With this serial number the entertainment industry hopes to trace “bootlegged” copies of music and other copyrighted CDs, i.e. unlicensed duplications of storage media, in order to be able to prosecute the bootleggers. In actual fact, though, the burnt-in code leaves a data trace that might give all CD creators a difficult time of explaining themselves. The user of a burner is not warned of this fact, and burner producers are not forthcoming in declaring which devices write such a code on media. But the dangers are obvious: Anonymous sharing of data is no longer possible — copies can be traced back to the device with which they were made. A similar feat was already recognised by the Big Brother Awards jury in 2005, when they honoured secretly printed codes from colour photocopiers.
Regular visitors of German cinemas know the advertisement spots from ZKM Kinomarketing: “Bootleggers will go to jail for five years!” What is not said in these spots is that this is the maximum penalty for criminal breach of copyrights on a commercial scale. Those who ever went to a market place in Eastern Europe or Asia will know what is meant here: Professionally made bootleg copies of music, films and software are sold there in vast quantities. These CDs, though, are mass-produced in professional CD-pressing works. Without the serial number of the machine, naturally. Production with a home CD burner would be far too time-consuming. So the Philips technology doesn't help here. It only affects the private user.
Let us state it clearly: It is not a punishable offence in Germany to burn, i.e. copy music CDs for private use. Even if campaigns from the entertainment industry would like to paint a different picture. The law only says that technically effective copy protection measures must not be circumvented, and the music must not come from an “obviously illegal” source.
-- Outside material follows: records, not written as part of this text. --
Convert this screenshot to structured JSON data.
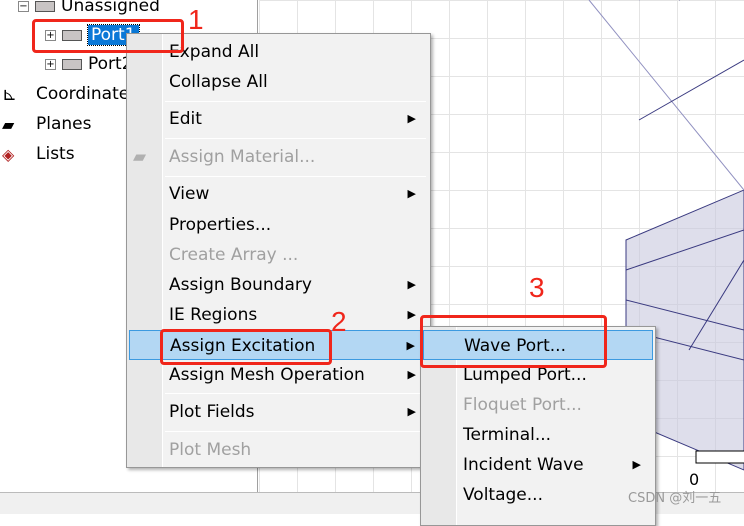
{
  "tree": {
    "items": [
      {
        "label": "Unassigned",
        "expander": "−"
      },
      {
        "label": "Port1",
        "expander": "+",
        "selected": true
      },
      {
        "label": "Port2",
        "expander": "+"
      },
      {
        "label": "Coordinate Systems",
        "icon": "coordinate-axes-icon"
      },
      {
        "label": "Planes",
        "icon": "planes-icon"
      },
      {
        "label": "Lists",
        "icon": "lists-icon"
      }
    ]
  },
  "context_menu": {
    "items": [
      {
        "label": "Expand All"
      },
      {
        "label": "Collapse All"
      },
      {
        "label": "Edit",
        "submenu": true
      },
      {
        "label": "Assign Material...",
        "disabled": true
      },
      {
        "label": "View",
        "submenu": true
      },
      {
        "label": "Properties..."
      },
      {
        "label": "Create Array ...",
        "disabled": true
      },
      {
        "label": "Assign Boundary",
        "submenu": true
      },
      {
        "label": "IE Regions",
        "submenu": true
      },
      {
        "label": "Assign Excitation",
        "submenu": true,
        "highlighted": true
      },
      {
        "label": "Assign Mesh Operation",
        "submenu": true
      },
      {
        "label": "Plot Fields",
        "submenu": true
      },
      {
        "label": "Plot Mesh",
        "disabled": true
      }
    ]
  },
  "submenu": {
    "items": [
      {
        "label": "Wave Port...",
        "highlighted": true
      },
      {
        "label": "Lumped Port..."
      },
      {
        "label": "Floquet Port...",
        "disabled": true
      },
      {
        "label": "Terminal..."
      },
      {
        "label": "Incident Wave",
        "submenu": true
      },
      {
        "label": "Voltage..."
      }
    ]
  },
  "annotations": [
    "1",
    "2",
    "3"
  ],
  "scale_label": "0",
  "watermark": "CSDN @刘一五",
  "colors": {
    "annotation": "#f0261b",
    "highlight": "#b3d7f3",
    "selection": "#0a78d7"
  }
}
Through a fee on empty storage media, which is included in the retail price of recordable CDs and CD burners and goes to the German copyright collecting agency GEMA, originators of copyrighted material do even get compensation. There is, therefore, not the slightest reason to attach this quasi-secret mark to the CDs. Nevertheless, many devices continue to write the code on discs — because it is specified in the Orange Book Standard.
We heartily congratulate you, Mr Ronald de Jong from Philips, vicariously for all producers of CD burners that leave a serial number on CDs.
Technically speaking, the recorder identification (RID) is placed in the so-called “sub-code Q channel”, which also contains information about the running time of a piece and song titles. The RID consists of three characters to identify the producer, four characters for the model and (at least) five more for the serial number of the individual device.